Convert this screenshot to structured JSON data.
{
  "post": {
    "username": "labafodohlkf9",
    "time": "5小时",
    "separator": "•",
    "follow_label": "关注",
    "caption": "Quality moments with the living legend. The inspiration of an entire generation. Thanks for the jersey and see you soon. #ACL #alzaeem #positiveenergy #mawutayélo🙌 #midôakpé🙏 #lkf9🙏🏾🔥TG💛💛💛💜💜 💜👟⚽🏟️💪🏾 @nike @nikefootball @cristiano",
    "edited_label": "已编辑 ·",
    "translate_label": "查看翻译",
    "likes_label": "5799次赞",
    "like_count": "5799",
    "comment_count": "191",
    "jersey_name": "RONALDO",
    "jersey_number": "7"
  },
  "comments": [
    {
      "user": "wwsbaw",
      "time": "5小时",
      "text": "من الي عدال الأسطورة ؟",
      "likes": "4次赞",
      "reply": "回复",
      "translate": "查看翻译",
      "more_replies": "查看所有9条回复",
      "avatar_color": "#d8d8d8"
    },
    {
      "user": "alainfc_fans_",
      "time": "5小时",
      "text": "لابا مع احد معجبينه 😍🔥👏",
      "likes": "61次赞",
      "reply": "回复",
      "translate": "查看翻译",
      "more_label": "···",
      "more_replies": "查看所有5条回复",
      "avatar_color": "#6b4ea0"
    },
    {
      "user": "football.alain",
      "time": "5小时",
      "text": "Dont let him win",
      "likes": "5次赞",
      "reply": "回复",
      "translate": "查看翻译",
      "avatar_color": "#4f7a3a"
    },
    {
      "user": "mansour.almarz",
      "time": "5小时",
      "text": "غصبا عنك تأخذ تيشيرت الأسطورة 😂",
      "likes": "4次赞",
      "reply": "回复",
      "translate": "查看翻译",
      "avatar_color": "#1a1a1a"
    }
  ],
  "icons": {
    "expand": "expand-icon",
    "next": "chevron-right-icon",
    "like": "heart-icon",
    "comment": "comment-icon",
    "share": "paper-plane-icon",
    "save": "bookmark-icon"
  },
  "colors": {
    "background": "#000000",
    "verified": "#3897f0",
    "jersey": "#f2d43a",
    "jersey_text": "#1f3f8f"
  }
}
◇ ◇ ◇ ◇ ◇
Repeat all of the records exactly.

■ EXERCISE ANSWER ■
Convert this screenshot to structured JSON data.
{
  "post": {
    "username": "labafodohlkf9",
    "time": "5小时",
    "separator": "•",
    "follow_label": "关注",
    "caption": "Quality moments with the living legend. The inspiration of an entire generation. Thanks for the jersey and see you soon. #ACL #alzaeem #positiveenergy #mawutayélo🙌 #midôakpé🙏 #lkf9🙏🏾🔥TG💛💛💛💜💜 💜👟⚽🏟️💪🏾 @nike @nikefootball @cristiano",
    "edited_label": "已编辑 ·",
    "translate_label": "查看翻译",
    "likes_label": "5799次赞",
    "like_count": "5799",
    "comment_count": "191",
    "jersey_name": "RONALDO",
    "jersey_number": "7"
  },
  "comments": [
    {
      "user": "wwsbaw",
      "time": "5小时",
      "text": "من الي عدال الأسطورة ؟",
      "likes": "4次赞",
      "reply": "回复",
      "translate": "查看翻译",
      "more_replies": "查看所有9条回复",
      "avatar_color": "#d8d8d8"
    },
    {
      "user": "alainfc_fans_",
      "time": "5小时",
      "text": "لابا مع احد معجبينه 😍🔥👏",
      "likes": "61次赞",
      "reply": "回复",
      "translate": "查看翻译",
      "more_label": "···",
      "more_replies": "查看所有5条回复",
      "avatar_color": "#6b4ea0"
    },
    {
      "user": "football.alain",
      "time": "5小时",
      "text": "Dont let him win",
      "likes": "5次赞",
      "reply": "回复",
      "translate": "查看翻译",
      "avatar_color": "#4f7a3a"
    },
    {
      "user": "mansour.almarz",
      "time": "5小时",
      "text": "غصبا عنك تأخذ تيشيرت الأسطورة 😂",
      "likes": "4次赞",
      "reply": "回复",
      "translate": "查看翻译",
      "avatar_color": "#1a1a1a"
    }
  ],
  "icons": {
    "expand": "expand-icon",
    "next": "chevron-right-icon",
    "like": "heart-icon",
    "comment": "comment-icon",
    "share": "paper-plane-icon",
    "save": "bookmark-icon"
  },
  "colors": {
    "background": "#000000",
    "verified": "#3897f0",
    "jersey": "#f2d43a",
    "jersey_text": "#1f3f8f"
  }
}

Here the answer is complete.